One of the joys and satisfactions of rock music is being able to follow, and identify with, the thought processes of the artist, and chart their growth (or regression), and the fluctuating course of their personal fortunes and attitudes. This is easier when one is dealing with singer-songwriters.
The "singer-songwriter" genre can arguably trace its roots back to Delta Blues, or even further back to the days of wandering minstrels and troubadours, and the early days of rock n roll saw the emergence of such figures as Buddy Holly and Eddie Cochran. However, if we are thinking in terms of the modern "rock" scene then, like so many things, it began with Bob Dylan.
Not only did Dylan make it viable and credible for people to express themselves creatively entirely through their own compositions and ideas, but he also laid down many of the ground rules, by giving validity to the notion of such views and observations being poured out in a challenging and poetic way.
The mental stimulation in absorbing the work of singer-songwriters is to a large extent in the concentration of the thoughts and interests of one person. This is not really possible in the case of groups and bands, even those whose members write tunes prolifically, because the message is often confused and fragmented, reflecting the diverse personalities and outlooks of the people who make up the ensemble, and the compromises made in the creative process. With a single creative engine, the message can still be occasionally confused and contradictory, but leaves the listener safe in the knowledge that this is the psyche of a single individual, with all its idiosyncrasies and foibles.
Although there have been great singer-songwriters in more recent decades, the "genre" enjoyed a golden age in the period from the late 1960s through to the mid-1970s, on both sides of the Atlantic. Many of the foremost practitioners hailed from the folk movement, and folk's capacity for, and tradition of, storytelling and social conscience stood them in good stead in this new environment. Some of these figures achieved both critical acclaim and commercial success (Neil Young, Joni Mitchell, Jackson Browne), while others had to be content with admiration from their peers, long-term influence or royalties from cover versions of their songs (Laura Nyro , Gene Clark, Tom Waits, Nick Drake.).
The zenith of the 70s singer-songwriter scene probably occurred around 1974, when several prominent artists released seminal works. Jackson Browne's "Late For The Sky", "No Other" by Gene Clark and Neil Young's "On The Beach" are just a few which instantly spring to mind. All different in their own ways, but each representing a kind of peak. "No Other" and "On The Beach" are arguably untypical of their architect's general output, and partly for this reason stand out all the more.

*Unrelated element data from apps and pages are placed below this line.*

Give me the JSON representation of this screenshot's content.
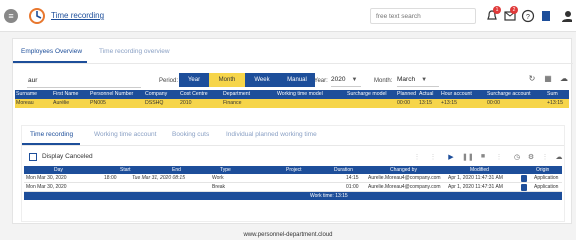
{
  "topbar": {
    "app_title": "Time recording",
    "search_placeholder": "free text search",
    "badge_count_1": "1",
    "badge_count_2": "2"
  },
  "tabs": [
    {
      "label": "Employees Overview"
    },
    {
      "label": "Time recording overview"
    }
  ],
  "filter": {
    "user_value": "aur",
    "period_label": "Period:",
    "period_buttons": [
      "Year",
      "Month",
      "Week",
      "Manual"
    ],
    "year_label": "Year:",
    "year_value": "2020",
    "month_label": "Month:",
    "month_value": "March"
  },
  "employees": {
    "headers": [
      "Surname",
      "First Name",
      "Personnel Number",
      "Company",
      "Cost Centre",
      "Department",
      "Working time model",
      "Surcharge model",
      "Planned",
      "Actual",
      "Hour account",
      "Surcharge account",
      "Sum"
    ],
    "rows": [
      [
        "Moreau",
        "Aurélie",
        "PN005",
        "DSSHQ",
        "2010",
        "Finance",
        "",
        "",
        "00:00",
        "13:15",
        "+13:15",
        "00:00",
        "+13:15"
      ]
    ]
  },
  "subtabs": [
    {
      "label": "Time recording"
    },
    {
      "label": "Working time account"
    },
    {
      "label": "Booking cuts"
    },
    {
      "label": "Individual planned working time"
    }
  ],
  "display_canceled": "Display Canceled",
  "records": {
    "headers": [
      "Day",
      "Start",
      "End",
      "Type",
      "Project",
      "Duration",
      "Changed by",
      "Modified",
      "",
      "Origin"
    ],
    "rows": [
      [
        "Mon Mar 30, 2020",
        "18:00",
        "Tue Mar 31, 2020 08:15",
        "Work",
        "",
        "14:15",
        "Aurelie.Moreau4@company.com",
        "Apr 1, 2020 11:47:31 AM",
        "",
        "Application"
      ],
      [
        "Mon Mar 30, 2020",
        "",
        "",
        "Break",
        "",
        "01:00",
        "Aurelie.Moreau4@company.com",
        "Apr 1, 2020 11:47:31 AM",
        "",
        "Application"
      ]
    ],
    "footer": "Work time: 13:15"
  },
  "footer_url": "www.personnel-department.cloud",
  "colors": {
    "brand_blue": "#1d4e9a",
    "highlight_yellow": "#f6d54a",
    "badge_red": "#e03a3a"
  },
  "icons": [
    "menu-icon",
    "app-logo-icon",
    "notifications-icon",
    "messages-icon",
    "help-icon",
    "book-icon",
    "user-icon",
    "refresh-icon",
    "list-icon",
    "cloud-icon",
    "play-icon",
    "pause-icon",
    "stop-icon",
    "clock-icon",
    "settings-icon",
    "trash-icon"
  ]
}
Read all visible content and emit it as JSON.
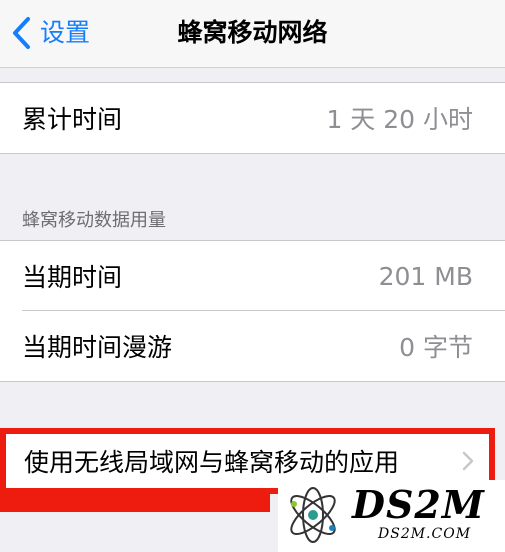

In the mid-1970s the lustre of the "confessional" and "introspective" genre faded. Most of what was there to be said had already been said, and the artists naturally began to branch out and explore fresh territory. The social climate was also less conducive to what some regarded as self-indulgent navel-gazing.
The appeal, though, of the singer-songwriter has never really gone away. The 80s saw the likes of Suzanne Vega and Tracy Chapman achieve both artistic credibility and bounteous record sales, and people will always be receptive to the vulnerable and earnest person wielding a guitar, or sitting at a piano, pouring out angst, anger or regret.
Many of my most rewarding musical experiences of recent times have been in discovering the work of the great singer-songwriters of the past;the likes of Fred Neil, David Ackles and Jackson C Frank. The work of such artists remains piquant and stimulating, and is well worth checking out.
Whatever the caprices of musical favour, the singer-songwriter, in whatever form he or she takes, will never disappear.